* Given data
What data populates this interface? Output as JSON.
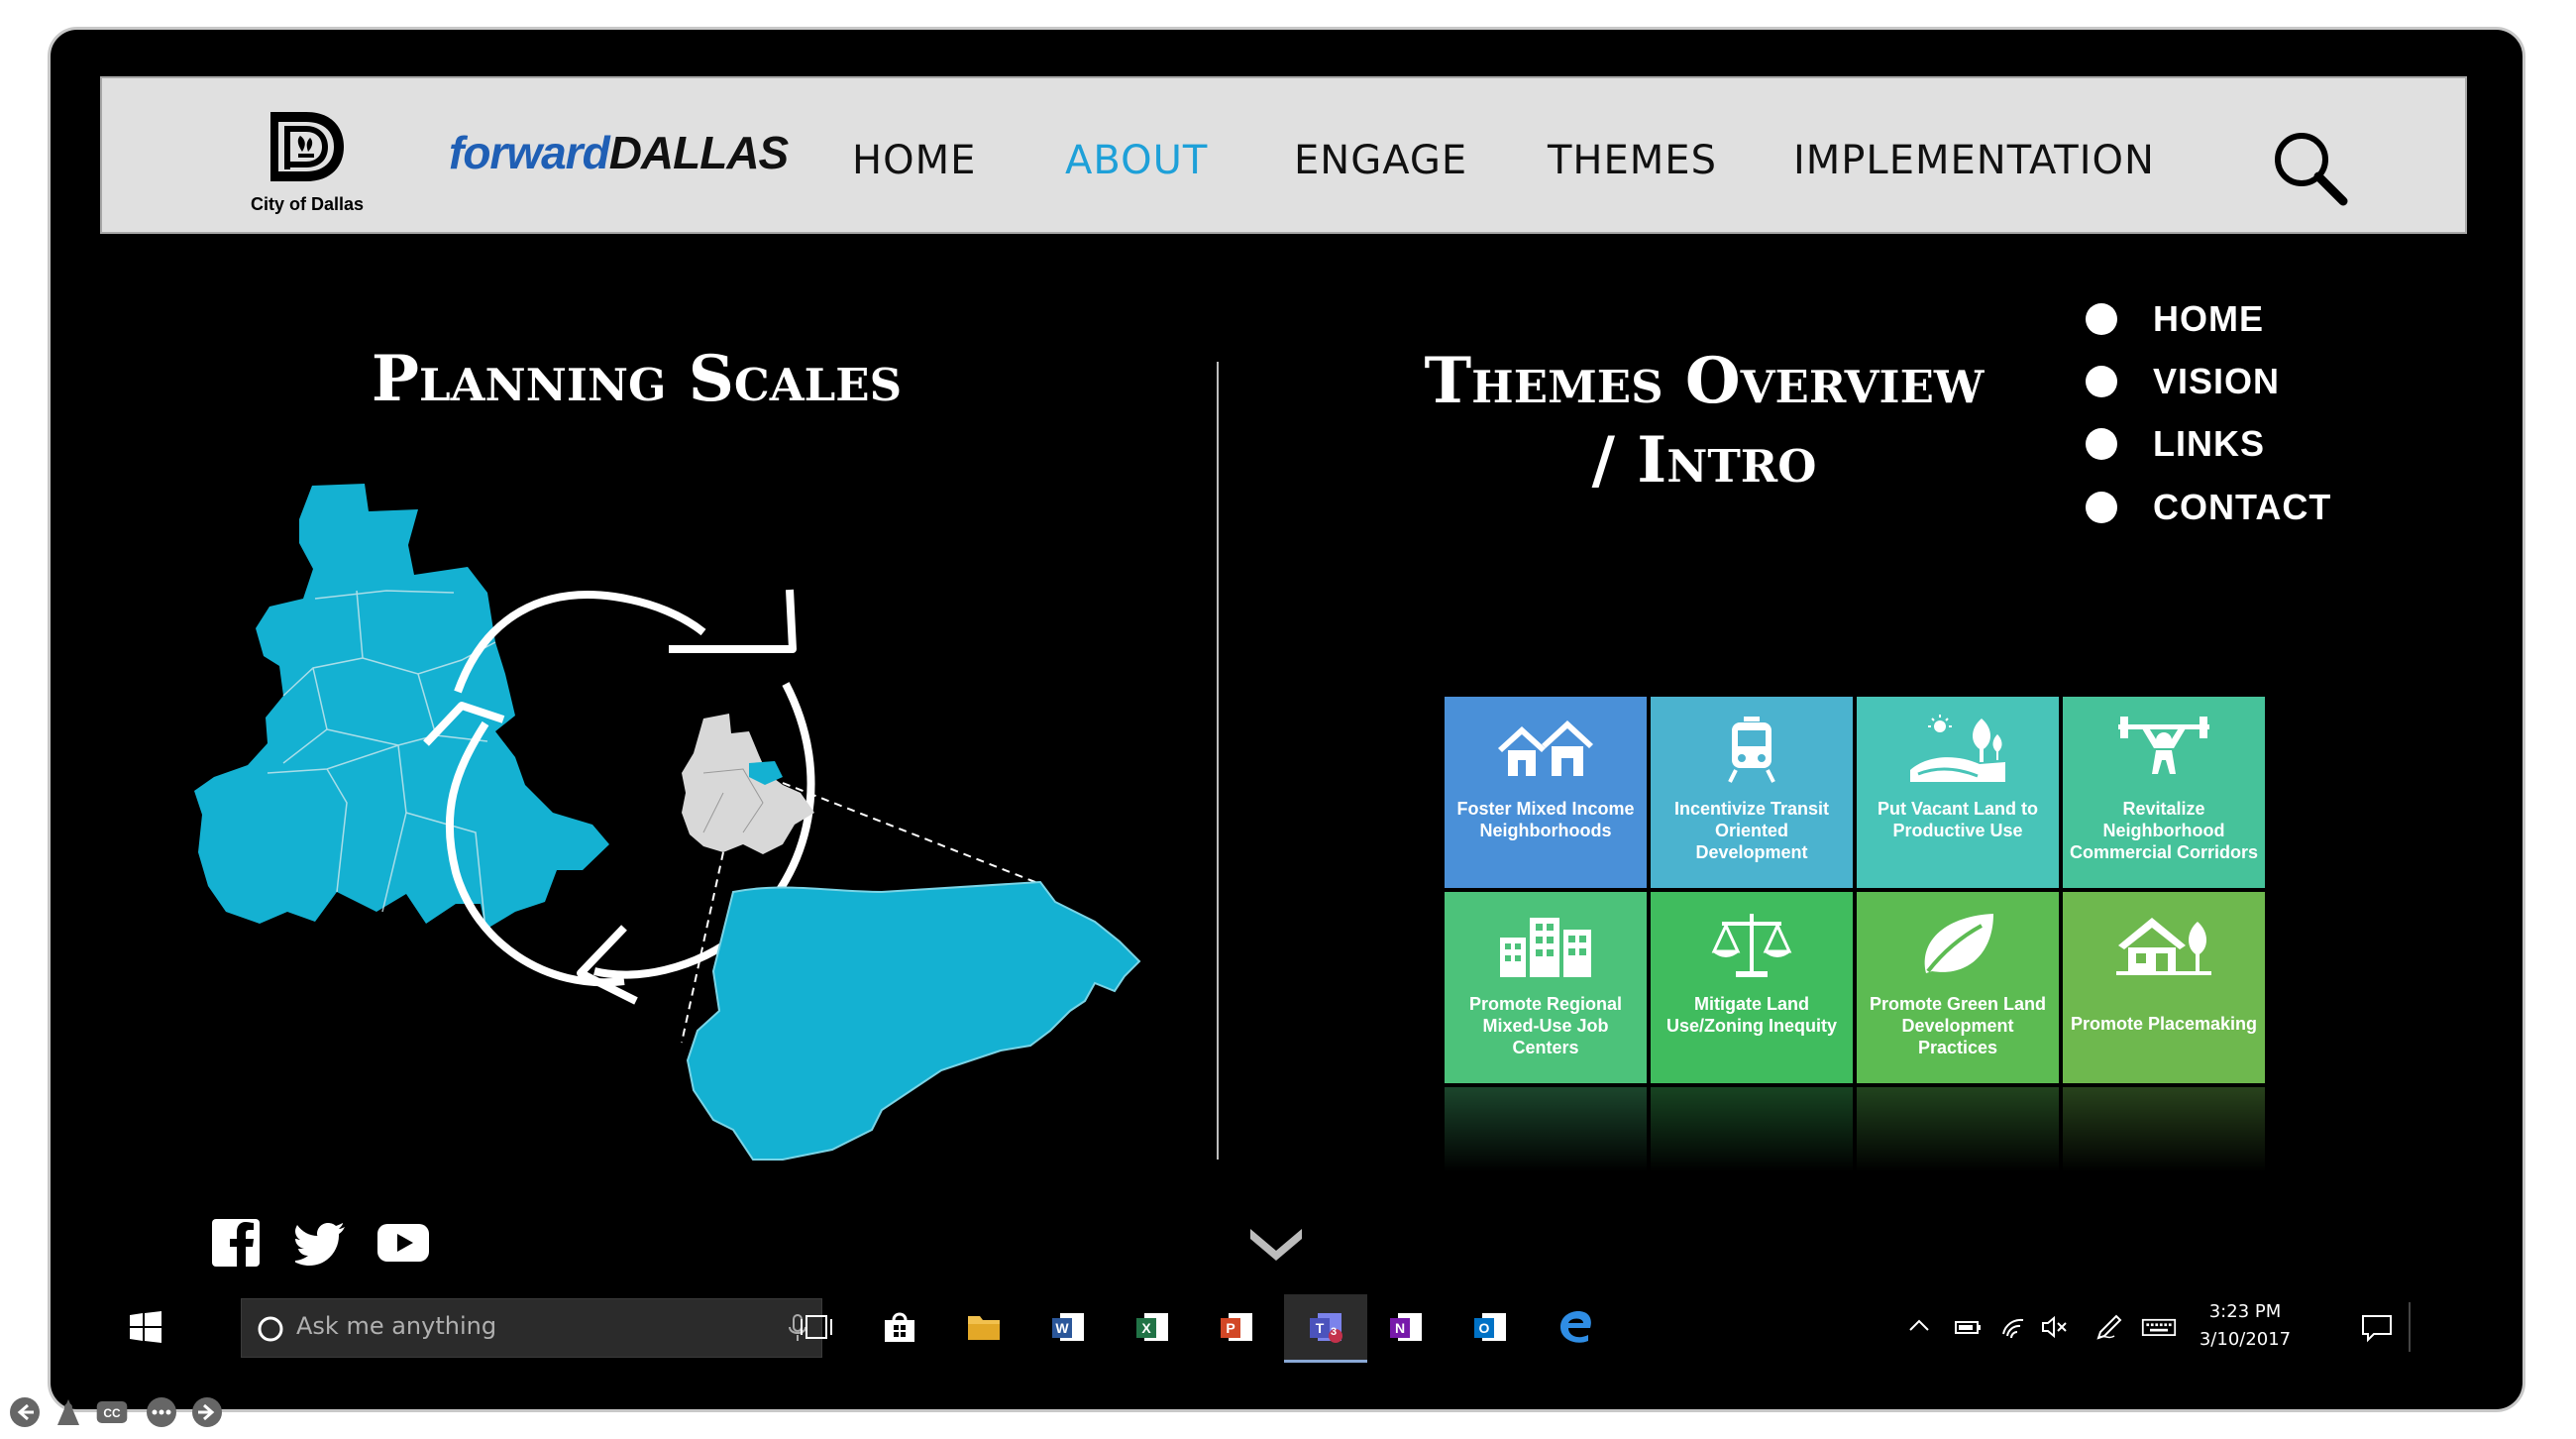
{
  "navbar": {
    "logo_caption": "City of Dallas",
    "brand_left": "forward",
    "brand_right": "DALLAS",
    "links": [
      {
        "label": "HOME",
        "active": false
      },
      {
        "label": "ABOUT",
        "active": true
      },
      {
        "label": "ENGAGE",
        "active": false
      },
      {
        "label": "THEMES",
        "active": false
      },
      {
        "label": "IMPLEMENTATION",
        "active": false
      }
    ],
    "search_icon": "search-icon"
  },
  "left_panel": {
    "title": "Planning Scales"
  },
  "right_panel": {
    "title_line1": "Themes Overview",
    "title_line2": "/ Intro"
  },
  "side_menu": [
    "HOME",
    "VISION",
    "LINKS",
    "CONTACT"
  ],
  "tiles": [
    {
      "label": "Foster Mixed Income Neighborhoods",
      "color": "#4a90d8",
      "icon": "houses-icon"
    },
    {
      "label": "Incentivize Transit Oriented Development",
      "color": "#4bb3cf",
      "icon": "train-icon"
    },
    {
      "label": "Put Vacant Land to Productive Use",
      "color": "#48c4b8",
      "icon": "landscape-icon"
    },
    {
      "label": "Revitalize Neighborhood Commercial Corridors",
      "color": "#46c29a",
      "icon": "weightlifter-icon"
    },
    {
      "label": "Promote Regional Mixed-Use Job Centers",
      "color": "#4cc27a",
      "icon": "buildings-icon"
    },
    {
      "label": "Mitigate Land Use/Zoning Inequity",
      "color": "#40bc5e",
      "icon": "scales-icon"
    },
    {
      "label": "Promote Green Land Development Practices",
      "color": "#5cbb52",
      "icon": "leaf-icon"
    },
    {
      "label": "Promote Placemaking",
      "color": "#6eb84e",
      "icon": "house-tree-icon"
    }
  ],
  "social": [
    "facebook-icon",
    "twitter-icon",
    "youtube-icon"
  ],
  "taskbar": {
    "search_placeholder": "Ask me anything",
    "time": "3:23 PM",
    "date": "3/10/2017",
    "teams_badge": "3"
  },
  "colors": {
    "accent": "#1ea0d8",
    "map_fill": "#14b1d2",
    "frame_bg": "#000000"
  }
}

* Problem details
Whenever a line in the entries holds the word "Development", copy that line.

* Answer for the task
      "label": "Incentivize Transit Oriented Development",
      "label": "Promote Green Land Development Practices",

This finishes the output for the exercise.